WHAT IS NEEDED
Omitting all pictures, retype the entries below exactly as given.

DATA EXTRACT
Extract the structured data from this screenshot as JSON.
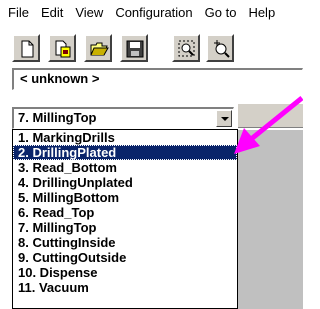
{
  "menubar": {
    "items": [
      "File",
      "Edit",
      "View",
      "Configuration",
      "Go to",
      "Help"
    ]
  },
  "toolbar": {
    "buttons": [
      "new-file-icon",
      "new-page-icon",
      "open-folder-icon",
      "save-disk-icon",
      "zoom-window-icon",
      "zoom-in-icon"
    ]
  },
  "location_combo": {
    "value": "< unknown >"
  },
  "layer_combo": {
    "value": "7. MillingTop",
    "selected_index": 1,
    "options": [
      "1. MarkingDrills",
      "2. DrillingPlated",
      "3. Read_Bottom",
      "4. DrillingUnplated",
      "5. MillingBottom",
      "6. Read_Top",
      "7. MillingTop",
      "8. CuttingInside",
      "9. CuttingOutside",
      "10. Dispense",
      "11. Vacuum"
    ]
  },
  "colors": {
    "highlight": "#0a246a",
    "annotation_arrow": "#ff00ff",
    "chrome": "#d4d0c8"
  }
}
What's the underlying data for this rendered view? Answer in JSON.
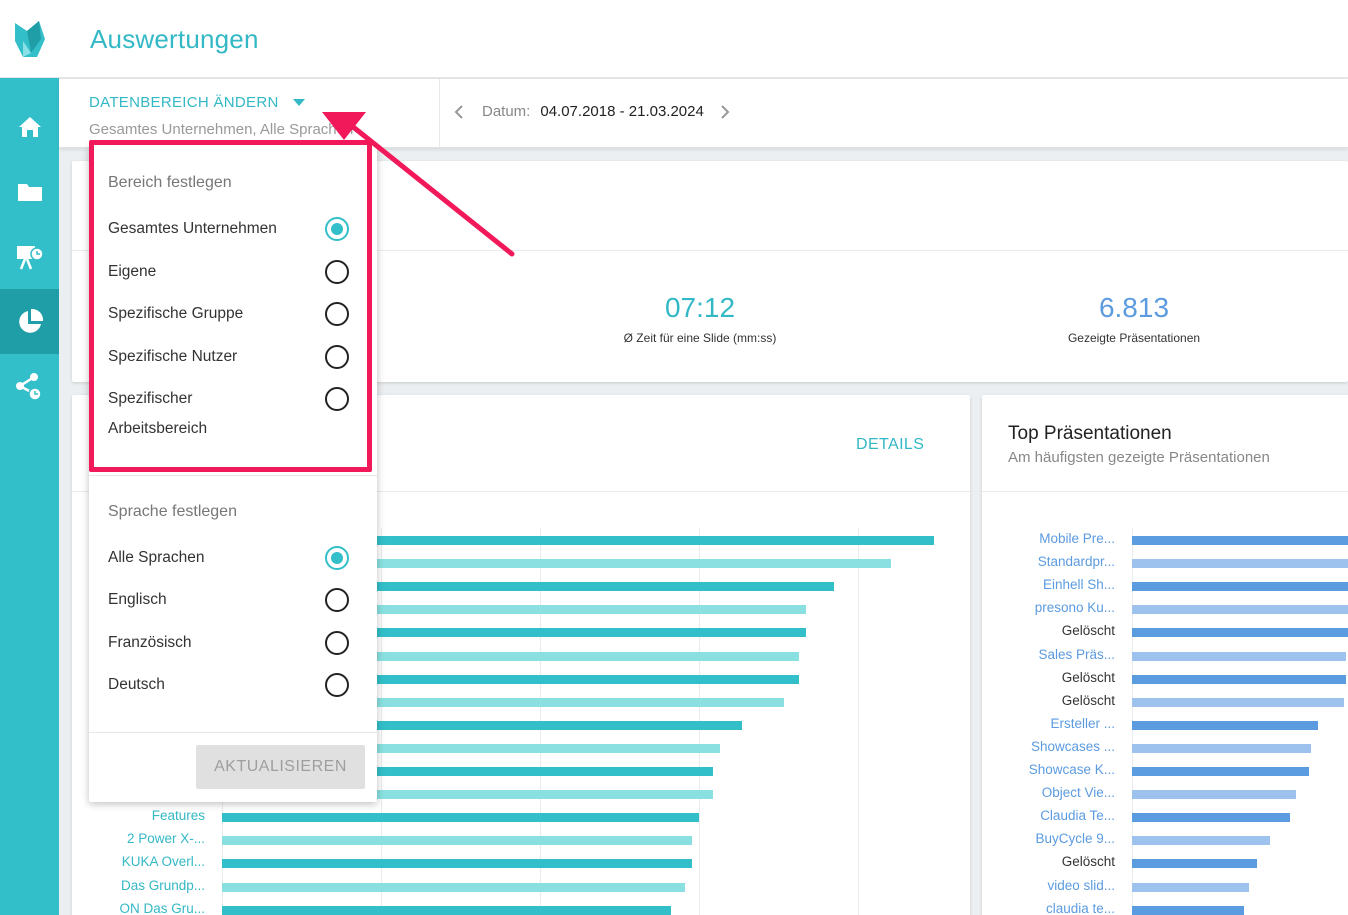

FINAL ANSWER
Extract the structured data from this screenshot as JSON.
{
  "menubar": {
    "items": [
      "File",
      "Edit",
      "View",
      "Configuration",
      "Go to",
      "Help"
    ]
  },
  "toolbar": {
    "buttons": [
      "new-file-icon",
      "new-page-icon",
      "open-folder-icon",
      "save-disk-icon",
      "zoom-window-icon",
      "zoom-in-icon"
    ]
  },
  "location_combo": {
    "value": "< unknown >"
  },
  "layer_combo": {
    "value": "7. MillingTop",
    "selected_index": 1,
    "options": [
      "1. MarkingDrills",
      "2. DrillingPlated",
      "3. Read_Bottom",
      "4. DrillingUnplated",
      "5. MillingBottom",
      "6. Read_Top",
      "7. MillingTop",
      "8. CuttingInside",
      "9. CuttingOutside",
      "10. Dispense",
      "11. Vacuum"
    ]
  },
  "colors": {
    "highlight": "#0a246a",
    "annotation_arrow": "#ff00ff",
    "chrome": "#d4d0c8"
  }
}
What's the underlying data for this rendered view? Answer in JSON.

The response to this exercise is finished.